Microwave Safety Tips
With small children, the microwave has become my friend. One day they like chicken nuggets, the next they don’t. One day they want 5 nuggets, the next only 1. Trying to keep up with the whims of a toddler and preschooler would border on wasteful if I didn’t have the option of “nuking” some of our leftovers each meal! After the big to-do over BPA in plastic, I have tried to only use glass or ceramic when microwaving our food. I never thought to check our plastic wrap to make sure it is microwave safe, or thought twice about using a foam take out container to reheat our food. There are some other excellent microwaving tips that you can find on the Home Food Safety site.
And with the backyard BBQ season about to begin, there are some great reminders about the internal temperatures meats reach when grilled. I’m not a griller, and so I generally rely on my husband to know that the meat has been fully cooked. This has reminded me that we should double check what we think is cooked with the temperature we know it should be!
Summertime Food Smarts is a campaign developed by the American Dietetic Association and ConAgra Foods‘ Home Food Safety program. Brush up on your Summertime Food Smarts to see how you can protect your family from foodborne illnesses. HomeFoodSafety.org provides some great family-friendly tips, including: picnics with the family, cooking with the children, lunchbox safety and much more!

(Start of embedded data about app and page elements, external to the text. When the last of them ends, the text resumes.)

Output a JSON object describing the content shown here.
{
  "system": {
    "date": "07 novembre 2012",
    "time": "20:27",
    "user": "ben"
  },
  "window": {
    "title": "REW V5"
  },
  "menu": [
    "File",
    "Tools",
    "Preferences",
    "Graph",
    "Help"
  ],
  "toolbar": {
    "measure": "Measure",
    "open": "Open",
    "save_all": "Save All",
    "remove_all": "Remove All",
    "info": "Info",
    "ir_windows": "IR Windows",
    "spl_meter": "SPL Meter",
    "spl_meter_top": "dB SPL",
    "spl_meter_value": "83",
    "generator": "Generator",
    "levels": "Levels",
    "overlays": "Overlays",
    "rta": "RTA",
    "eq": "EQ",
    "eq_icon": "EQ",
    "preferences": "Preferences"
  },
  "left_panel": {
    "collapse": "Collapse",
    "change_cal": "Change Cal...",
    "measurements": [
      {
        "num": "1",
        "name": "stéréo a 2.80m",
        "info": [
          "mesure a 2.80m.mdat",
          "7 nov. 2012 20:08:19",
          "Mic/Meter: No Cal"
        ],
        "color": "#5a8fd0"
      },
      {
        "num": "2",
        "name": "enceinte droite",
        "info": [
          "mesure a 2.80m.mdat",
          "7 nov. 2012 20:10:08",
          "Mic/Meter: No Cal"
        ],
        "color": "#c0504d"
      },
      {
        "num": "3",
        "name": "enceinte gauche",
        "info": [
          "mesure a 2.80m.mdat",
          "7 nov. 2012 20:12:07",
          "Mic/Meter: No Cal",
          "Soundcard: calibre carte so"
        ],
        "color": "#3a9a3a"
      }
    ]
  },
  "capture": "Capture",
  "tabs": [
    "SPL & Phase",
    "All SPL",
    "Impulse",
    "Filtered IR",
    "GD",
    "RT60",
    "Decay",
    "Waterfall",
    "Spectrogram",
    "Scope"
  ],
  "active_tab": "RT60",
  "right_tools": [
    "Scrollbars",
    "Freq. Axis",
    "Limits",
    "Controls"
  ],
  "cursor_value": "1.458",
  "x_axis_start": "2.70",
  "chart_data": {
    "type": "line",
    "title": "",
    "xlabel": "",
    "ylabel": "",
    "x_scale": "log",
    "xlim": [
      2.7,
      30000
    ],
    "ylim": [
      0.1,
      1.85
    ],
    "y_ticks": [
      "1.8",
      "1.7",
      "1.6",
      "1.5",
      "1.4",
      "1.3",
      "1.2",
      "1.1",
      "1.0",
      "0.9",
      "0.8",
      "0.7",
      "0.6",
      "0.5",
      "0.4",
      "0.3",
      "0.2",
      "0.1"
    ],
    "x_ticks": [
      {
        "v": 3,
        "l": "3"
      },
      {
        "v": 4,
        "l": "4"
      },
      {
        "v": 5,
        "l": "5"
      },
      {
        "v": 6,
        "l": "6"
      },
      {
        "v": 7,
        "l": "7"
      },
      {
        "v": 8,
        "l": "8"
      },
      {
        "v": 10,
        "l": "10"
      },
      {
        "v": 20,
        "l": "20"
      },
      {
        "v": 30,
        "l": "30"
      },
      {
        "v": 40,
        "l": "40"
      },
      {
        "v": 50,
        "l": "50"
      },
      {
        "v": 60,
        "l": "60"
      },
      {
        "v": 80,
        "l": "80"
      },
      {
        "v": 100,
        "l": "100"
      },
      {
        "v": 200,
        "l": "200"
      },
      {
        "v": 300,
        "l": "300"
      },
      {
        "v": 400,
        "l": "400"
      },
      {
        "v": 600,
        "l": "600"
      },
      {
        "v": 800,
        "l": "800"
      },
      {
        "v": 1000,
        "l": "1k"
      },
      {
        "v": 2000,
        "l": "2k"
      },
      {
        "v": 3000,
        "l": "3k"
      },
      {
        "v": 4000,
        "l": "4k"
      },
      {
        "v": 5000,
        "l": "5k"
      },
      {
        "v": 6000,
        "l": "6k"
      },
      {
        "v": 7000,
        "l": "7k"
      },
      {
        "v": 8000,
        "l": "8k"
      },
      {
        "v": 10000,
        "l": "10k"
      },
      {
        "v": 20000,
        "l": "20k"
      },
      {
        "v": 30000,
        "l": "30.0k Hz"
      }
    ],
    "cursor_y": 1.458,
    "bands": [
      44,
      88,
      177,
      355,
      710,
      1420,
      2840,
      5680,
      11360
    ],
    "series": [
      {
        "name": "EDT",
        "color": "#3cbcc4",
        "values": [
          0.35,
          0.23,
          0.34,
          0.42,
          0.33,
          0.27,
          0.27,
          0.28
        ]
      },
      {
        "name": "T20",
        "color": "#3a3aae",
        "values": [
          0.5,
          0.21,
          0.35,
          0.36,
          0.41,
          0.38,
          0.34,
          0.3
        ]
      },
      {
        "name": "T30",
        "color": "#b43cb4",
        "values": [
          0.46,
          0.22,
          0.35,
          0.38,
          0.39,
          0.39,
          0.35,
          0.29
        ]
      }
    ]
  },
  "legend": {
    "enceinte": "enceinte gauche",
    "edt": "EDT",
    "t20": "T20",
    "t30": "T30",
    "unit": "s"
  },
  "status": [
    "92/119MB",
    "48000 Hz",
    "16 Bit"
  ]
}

* Disclosure: For helping spread the word about the importance of home food safety, I was entered into a drawing for a $15 Starbucks gift card and an iPad through Summertime Food Smarts, a campaign run by the American Dietetic Association and ConAgra Foods’ Home Food Safety program. Home Food Safety is dedicated to raising consumer awareness about the seriousness of foodborne illness and providing solutions for easily and safely handling foods. Learn more at www.homefoodsafety.org.